##### RECORDS PROVIDED #####

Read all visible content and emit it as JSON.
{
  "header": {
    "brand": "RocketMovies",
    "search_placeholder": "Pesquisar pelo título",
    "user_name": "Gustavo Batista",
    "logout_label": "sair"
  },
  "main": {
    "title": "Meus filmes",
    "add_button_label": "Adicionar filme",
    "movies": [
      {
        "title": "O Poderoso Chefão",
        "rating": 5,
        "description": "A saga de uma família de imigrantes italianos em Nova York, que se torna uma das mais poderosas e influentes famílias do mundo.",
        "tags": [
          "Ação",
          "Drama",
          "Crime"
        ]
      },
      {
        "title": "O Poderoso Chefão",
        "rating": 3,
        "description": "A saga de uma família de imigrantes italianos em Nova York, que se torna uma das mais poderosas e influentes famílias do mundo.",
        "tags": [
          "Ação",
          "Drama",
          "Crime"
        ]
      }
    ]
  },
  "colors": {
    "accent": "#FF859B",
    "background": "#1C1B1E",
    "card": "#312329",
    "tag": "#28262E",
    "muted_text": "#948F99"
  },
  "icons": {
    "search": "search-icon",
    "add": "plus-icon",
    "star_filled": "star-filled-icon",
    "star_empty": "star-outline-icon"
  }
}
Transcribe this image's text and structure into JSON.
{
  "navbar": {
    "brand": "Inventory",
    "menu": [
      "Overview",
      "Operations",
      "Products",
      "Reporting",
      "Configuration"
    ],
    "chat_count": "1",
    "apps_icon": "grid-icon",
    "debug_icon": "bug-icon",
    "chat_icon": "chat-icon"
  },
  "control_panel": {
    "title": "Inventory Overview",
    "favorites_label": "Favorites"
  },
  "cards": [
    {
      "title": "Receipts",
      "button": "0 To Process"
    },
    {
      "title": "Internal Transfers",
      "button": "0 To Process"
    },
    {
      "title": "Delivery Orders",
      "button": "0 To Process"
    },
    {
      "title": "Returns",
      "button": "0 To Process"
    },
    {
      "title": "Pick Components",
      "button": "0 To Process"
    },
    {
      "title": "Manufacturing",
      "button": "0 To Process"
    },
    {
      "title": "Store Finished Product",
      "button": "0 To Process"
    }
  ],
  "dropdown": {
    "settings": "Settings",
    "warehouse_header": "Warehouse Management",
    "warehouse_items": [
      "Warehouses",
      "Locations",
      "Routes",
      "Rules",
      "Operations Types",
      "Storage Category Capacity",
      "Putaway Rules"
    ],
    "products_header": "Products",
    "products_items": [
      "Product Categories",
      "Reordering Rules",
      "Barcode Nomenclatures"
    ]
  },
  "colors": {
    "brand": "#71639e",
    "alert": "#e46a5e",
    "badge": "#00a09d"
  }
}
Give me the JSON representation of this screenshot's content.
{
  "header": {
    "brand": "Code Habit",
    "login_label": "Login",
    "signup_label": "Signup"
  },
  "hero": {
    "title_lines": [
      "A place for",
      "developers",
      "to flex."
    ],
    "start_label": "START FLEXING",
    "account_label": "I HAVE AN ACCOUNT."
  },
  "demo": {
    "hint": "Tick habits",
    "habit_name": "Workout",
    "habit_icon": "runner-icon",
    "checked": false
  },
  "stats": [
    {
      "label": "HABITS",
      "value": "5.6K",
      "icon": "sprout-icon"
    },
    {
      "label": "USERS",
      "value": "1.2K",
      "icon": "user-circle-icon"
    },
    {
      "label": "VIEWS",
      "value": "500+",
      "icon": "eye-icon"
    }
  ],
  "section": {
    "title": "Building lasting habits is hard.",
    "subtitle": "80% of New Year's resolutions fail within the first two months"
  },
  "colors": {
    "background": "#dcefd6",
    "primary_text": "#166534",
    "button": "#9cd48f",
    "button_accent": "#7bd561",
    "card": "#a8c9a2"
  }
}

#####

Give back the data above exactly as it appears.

Read all visible content and emit it as JSON.
{
  "header": {
    "brand": "RocketMovies",
    "search_placeholder": "Pesquisar pelo título",
    "user_name": "Gustavo Batista",
    "logout_label": "sair"
  },
  "main": {
    "title": "Meus filmes",
    "add_button_label": "Adicionar filme",
    "movies": [
      {
        "title": "O Poderoso Chefão",
        "rating": 5,
        "description": "A saga de uma família de imigrantes italianos em Nova York, que se torna uma das mais poderosas e influentes famílias do mundo.",
        "tags": [
          "Ação",
          "Drama",
          "Crime"
        ]
      },
      {
        "title": "O Poderoso Chefão",
        "rating": 3,
        "description": "A saga de uma família de imigrantes italianos em Nova York, que se torna uma das mais poderosas e influentes famílias do mundo.",
        "tags": [
          "Ação",
          "Drama",
          "Crime"
        ]
      }
    ]
  },
  "colors": {
    "accent": "#FF859B",
    "background": "#1C1B1E",
    "card": "#312329",
    "tag": "#28262E",
    "muted_text": "#948F99"
  },
  "icons": {
    "search": "search-icon",
    "add": "plus-icon",
    "star_filled": "star-filled-icon",
    "star_empty": "star-outline-icon"
  }
}
Transcribe this image's text and structure into JSON.
{
  "navbar": {
    "brand": "Inventory",
    "menu": [
      "Overview",
      "Operations",
      "Products",
      "Reporting",
      "Configuration"
    ],
    "chat_count": "1",
    "apps_icon": "grid-icon",
    "debug_icon": "bug-icon",
    "chat_icon": "chat-icon"
  },
  "control_panel": {
    "title": "Inventory Overview",
    "favorites_label": "Favorites"
  },
  "cards": [
    {
      "title": "Receipts",
      "button": "0 To Process"
    },
    {
      "title": "Internal Transfers",
      "button": "0 To Process"
    },
    {
      "title": "Delivery Orders",
      "button": "0 To Process"
    },
    {
      "title": "Returns",
      "button": "0 To Process"
    },
    {
      "title": "Pick Components",
      "button": "0 To Process"
    },
    {
      "title": "Manufacturing",
      "button": "0 To Process"
    },
    {
      "title": "Store Finished Product",
      "button": "0 To Process"
    }
  ],
  "dropdown": {
    "settings": "Settings",
    "warehouse_header": "Warehouse Management",
    "warehouse_items": [
      "Warehouses",
      "Locations",
      "Routes",
      "Rules",
      "Operations Types",
      "Storage Category Capacity",
      "Putaway Rules"
    ],
    "products_header": "Products",
    "products_items": [
      "Product Categories",
      "Reordering Rules",
      "Barcode Nomenclatures"
    ]
  },
  "colors": {
    "brand": "#71639e",
    "alert": "#e46a5e",
    "badge": "#00a09d"
  }
}
Give me the JSON representation of this screenshot's content.
{
  "header": {
    "brand": "Code Habit",
    "login_label": "Login",
    "signup_label": "Signup"
  },
  "hero": {
    "title_lines": [
      "A place for",
      "developers",
      "to flex."
    ],
    "start_label": "START FLEXING",
    "account_label": "I HAVE AN ACCOUNT."
  },
  "demo": {
    "hint": "Tick habits",
    "habit_name": "Workout",
    "habit_icon": "runner-icon",
    "checked": false
  },
  "stats": [
    {
      "label": "HABITS",
      "value": "5.6K",
      "icon": "sprout-icon"
    },
    {
      "label": "USERS",
      "value": "1.2K",
      "icon": "user-circle-icon"
    },
    {
      "label": "VIEWS",
      "value": "500+",
      "icon": "eye-icon"
    }
  ],
  "section": {
    "title": "Building lasting habits is hard.",
    "subtitle": "80% of New Year's resolutions fail within the first two months"
  },
  "colors": {
    "background": "#dcefd6",
    "primary_text": "#166534",
    "button": "#9cd48f",
    "button_accent": "#7bd561",
    "card": "#a8c9a2"
  }
}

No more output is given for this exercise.